leaf art


So as you can see, art and science are not mutually exclusive endeavours – they exist as a fabulous, collaborative synergy. Although it’s possible to run the scientific component of these activities as a practical, hands-on and purely scientific task – the fun and positive energy involved in doing it as a creative task, ensures that the participants have a positive memory of the science, as well as a lasting reminder to take home.





Posted in Botanic Garden, Interpretation

Who Did That? Children’s Trail

Who did that intro signHungry caterpillar signTree spinning wheel_Page_1

There are many facets to a botanic gardens. Visitors enjoy the beauty and tranquillity of the outdoor space and engaging with the plant displays. Children like to explore for plants and animals that inhabit a garden.

To cater for a child’s inquisitive mind the Australian National Botanic Gardens has recently opened a children’s trails – Who Did That? The trail uses animal models and interactive signage to explore the relationship between animals and plants.

The trail was developed by Gardens’ Visitor Services Ranger Katy Penman and features beautiful artwork and poetry created by Katy. Examples of Katy’s artwork and words can be seen in accompanying images. The use of original artwork is a highlight of this trail.

We hope you get the chance to enjoy the Who Did That? children’s trail.


Posted in Botanic Garden, displays, Interpretation

Which plants are in our foods?


Our autumn display at the Auckland Botanic Gardens is all about which plants are in our foods, and the importance of plants in the world. The display runs from mid-March to May. It  will include a large visitor centre display of 2.4m high groceries (photos to come), videos of crop and food production, a kid’s trail (all about pizza!), a painted mural on one of our walls and interactive activities throughout our visitor centre (such as a ‘spice tour’ of spices under the microscope, a snack station featuring the plant ingredients in our snacks and a garden party ‘sniffer station’ to engage the senses and guess the plants used to make some of our favourite party foods).

The aim of the display is to highlight the importance of plants, and to encourage visitors to grow some simple food plants at home.

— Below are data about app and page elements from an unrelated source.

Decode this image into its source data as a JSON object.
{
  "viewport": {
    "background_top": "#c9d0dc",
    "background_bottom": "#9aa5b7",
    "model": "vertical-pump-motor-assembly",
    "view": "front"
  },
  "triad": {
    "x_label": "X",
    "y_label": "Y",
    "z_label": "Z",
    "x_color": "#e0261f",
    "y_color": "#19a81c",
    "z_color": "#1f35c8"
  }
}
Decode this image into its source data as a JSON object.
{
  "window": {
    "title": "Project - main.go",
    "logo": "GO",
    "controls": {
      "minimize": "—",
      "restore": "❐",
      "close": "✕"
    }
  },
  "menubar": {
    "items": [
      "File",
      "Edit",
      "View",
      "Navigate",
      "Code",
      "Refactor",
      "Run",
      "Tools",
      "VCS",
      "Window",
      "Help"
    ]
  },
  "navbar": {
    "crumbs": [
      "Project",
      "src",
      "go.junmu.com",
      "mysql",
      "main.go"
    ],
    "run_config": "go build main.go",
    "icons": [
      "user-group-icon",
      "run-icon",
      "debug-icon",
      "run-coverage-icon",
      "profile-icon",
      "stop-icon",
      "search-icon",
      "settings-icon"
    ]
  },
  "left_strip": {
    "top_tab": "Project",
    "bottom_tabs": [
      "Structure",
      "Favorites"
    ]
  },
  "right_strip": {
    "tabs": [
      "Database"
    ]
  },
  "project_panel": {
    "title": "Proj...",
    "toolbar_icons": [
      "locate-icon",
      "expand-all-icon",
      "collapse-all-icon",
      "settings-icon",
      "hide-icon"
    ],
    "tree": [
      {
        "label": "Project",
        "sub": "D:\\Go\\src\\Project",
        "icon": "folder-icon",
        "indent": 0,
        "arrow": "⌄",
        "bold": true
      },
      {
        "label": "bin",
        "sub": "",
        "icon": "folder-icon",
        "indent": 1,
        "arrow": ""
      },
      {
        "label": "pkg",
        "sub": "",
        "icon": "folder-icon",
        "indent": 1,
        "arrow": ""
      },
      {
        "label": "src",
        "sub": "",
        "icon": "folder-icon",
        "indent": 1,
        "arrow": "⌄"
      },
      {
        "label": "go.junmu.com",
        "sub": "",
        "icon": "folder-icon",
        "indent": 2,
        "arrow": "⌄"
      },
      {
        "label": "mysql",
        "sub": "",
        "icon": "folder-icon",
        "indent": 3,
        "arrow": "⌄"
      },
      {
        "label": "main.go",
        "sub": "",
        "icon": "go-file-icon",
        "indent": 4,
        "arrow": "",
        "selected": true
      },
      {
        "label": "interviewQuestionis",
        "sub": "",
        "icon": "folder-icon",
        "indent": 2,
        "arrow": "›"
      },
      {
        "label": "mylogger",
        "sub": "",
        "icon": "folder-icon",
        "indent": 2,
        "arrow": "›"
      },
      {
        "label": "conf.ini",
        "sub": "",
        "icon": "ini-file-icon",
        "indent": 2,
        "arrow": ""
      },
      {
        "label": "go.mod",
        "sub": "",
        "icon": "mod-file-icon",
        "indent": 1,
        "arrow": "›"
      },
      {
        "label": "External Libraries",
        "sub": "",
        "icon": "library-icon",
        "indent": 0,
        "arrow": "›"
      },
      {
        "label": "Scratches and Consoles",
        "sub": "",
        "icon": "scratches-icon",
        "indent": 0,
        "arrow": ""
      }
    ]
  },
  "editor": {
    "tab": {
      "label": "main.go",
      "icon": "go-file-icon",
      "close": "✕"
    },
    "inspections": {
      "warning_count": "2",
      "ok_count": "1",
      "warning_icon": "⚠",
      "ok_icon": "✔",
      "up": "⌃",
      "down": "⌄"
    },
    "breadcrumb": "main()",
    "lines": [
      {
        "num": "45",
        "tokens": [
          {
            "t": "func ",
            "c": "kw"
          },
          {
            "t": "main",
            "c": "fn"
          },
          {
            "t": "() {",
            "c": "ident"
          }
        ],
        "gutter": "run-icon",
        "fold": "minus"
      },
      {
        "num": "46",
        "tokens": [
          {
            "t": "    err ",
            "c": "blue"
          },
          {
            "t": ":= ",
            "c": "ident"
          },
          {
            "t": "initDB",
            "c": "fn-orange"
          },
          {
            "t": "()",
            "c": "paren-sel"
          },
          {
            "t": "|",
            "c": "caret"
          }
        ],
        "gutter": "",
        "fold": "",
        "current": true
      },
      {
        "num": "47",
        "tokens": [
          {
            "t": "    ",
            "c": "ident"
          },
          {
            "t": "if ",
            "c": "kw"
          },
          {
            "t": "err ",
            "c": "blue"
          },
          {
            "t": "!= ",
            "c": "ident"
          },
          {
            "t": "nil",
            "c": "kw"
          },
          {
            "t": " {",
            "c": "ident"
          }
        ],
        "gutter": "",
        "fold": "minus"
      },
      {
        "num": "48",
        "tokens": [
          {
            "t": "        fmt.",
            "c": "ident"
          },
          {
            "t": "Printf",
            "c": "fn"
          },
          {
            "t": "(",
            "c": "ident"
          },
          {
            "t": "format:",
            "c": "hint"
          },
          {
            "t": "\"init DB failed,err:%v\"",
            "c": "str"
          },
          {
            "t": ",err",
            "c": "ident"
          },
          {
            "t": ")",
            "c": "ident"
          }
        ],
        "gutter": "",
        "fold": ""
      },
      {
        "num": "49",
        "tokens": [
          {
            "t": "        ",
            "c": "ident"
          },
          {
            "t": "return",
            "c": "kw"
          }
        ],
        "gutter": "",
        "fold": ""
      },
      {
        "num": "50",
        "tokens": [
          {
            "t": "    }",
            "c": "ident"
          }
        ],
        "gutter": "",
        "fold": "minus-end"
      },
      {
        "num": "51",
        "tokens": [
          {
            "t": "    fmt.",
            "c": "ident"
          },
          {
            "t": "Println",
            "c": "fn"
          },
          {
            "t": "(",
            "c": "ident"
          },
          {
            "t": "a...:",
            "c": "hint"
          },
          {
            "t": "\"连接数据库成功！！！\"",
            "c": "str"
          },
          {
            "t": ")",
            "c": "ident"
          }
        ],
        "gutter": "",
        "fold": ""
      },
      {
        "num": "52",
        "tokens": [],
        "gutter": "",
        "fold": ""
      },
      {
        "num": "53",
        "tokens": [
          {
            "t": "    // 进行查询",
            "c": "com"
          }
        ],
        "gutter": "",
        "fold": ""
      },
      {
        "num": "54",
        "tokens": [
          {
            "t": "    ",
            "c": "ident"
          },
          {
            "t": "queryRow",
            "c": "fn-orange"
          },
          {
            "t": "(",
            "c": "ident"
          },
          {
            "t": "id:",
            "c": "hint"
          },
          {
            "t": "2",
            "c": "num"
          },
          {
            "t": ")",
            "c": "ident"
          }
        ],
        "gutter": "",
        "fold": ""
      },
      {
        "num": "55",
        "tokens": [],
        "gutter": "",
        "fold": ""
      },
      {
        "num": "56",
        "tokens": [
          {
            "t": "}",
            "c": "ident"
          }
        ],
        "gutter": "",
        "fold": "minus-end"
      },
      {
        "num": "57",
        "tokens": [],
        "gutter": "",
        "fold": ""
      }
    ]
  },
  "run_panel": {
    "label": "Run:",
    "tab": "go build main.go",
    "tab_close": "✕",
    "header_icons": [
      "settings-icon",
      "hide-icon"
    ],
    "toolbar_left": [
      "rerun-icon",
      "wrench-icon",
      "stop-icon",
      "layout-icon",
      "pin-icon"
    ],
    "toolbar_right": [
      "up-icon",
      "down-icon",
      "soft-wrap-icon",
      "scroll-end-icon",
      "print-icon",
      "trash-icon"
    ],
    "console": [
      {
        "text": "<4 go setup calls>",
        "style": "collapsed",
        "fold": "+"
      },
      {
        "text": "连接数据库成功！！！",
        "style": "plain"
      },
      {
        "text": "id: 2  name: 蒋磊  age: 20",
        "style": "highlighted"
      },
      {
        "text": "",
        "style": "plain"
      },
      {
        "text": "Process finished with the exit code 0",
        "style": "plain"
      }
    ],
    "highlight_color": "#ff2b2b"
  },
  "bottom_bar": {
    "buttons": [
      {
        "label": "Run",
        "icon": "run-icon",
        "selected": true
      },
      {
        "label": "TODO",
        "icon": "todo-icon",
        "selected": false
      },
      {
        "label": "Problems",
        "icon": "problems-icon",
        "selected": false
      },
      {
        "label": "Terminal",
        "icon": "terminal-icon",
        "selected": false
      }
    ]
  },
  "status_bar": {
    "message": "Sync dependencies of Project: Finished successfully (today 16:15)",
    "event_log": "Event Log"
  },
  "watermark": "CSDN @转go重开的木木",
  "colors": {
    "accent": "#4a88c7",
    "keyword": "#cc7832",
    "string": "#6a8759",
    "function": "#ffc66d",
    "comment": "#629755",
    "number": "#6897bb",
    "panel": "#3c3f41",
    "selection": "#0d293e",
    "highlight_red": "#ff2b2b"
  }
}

Continue reading “Which plants are in our foods?”

Why do we want to engage our visitors and our community with our landscapes and collections – why are we trying to tell the special stories about our places?  How can we do that more effectively?


Cost effective signage – Royal Botanic Gardens Victoria – Cranbourne Gardens.

These are some of the things that I have been thinking about alot over the last few months.

Firstly, as I was writing an article for Janelle Hatherly for the last edition of The  BOTANIC GARDENer on the definition of interpretation (see page 30 here) and secondly this week as I prepared to talk to the latest network meeting of BGANZ Vic on simple and cost effective ways we can bring our gardens to life.

Here is the Powerpoint that I presented to BGANZ Vic:


I’d love to hear your thoughts.



Interpretation: Bringing your Collection to Life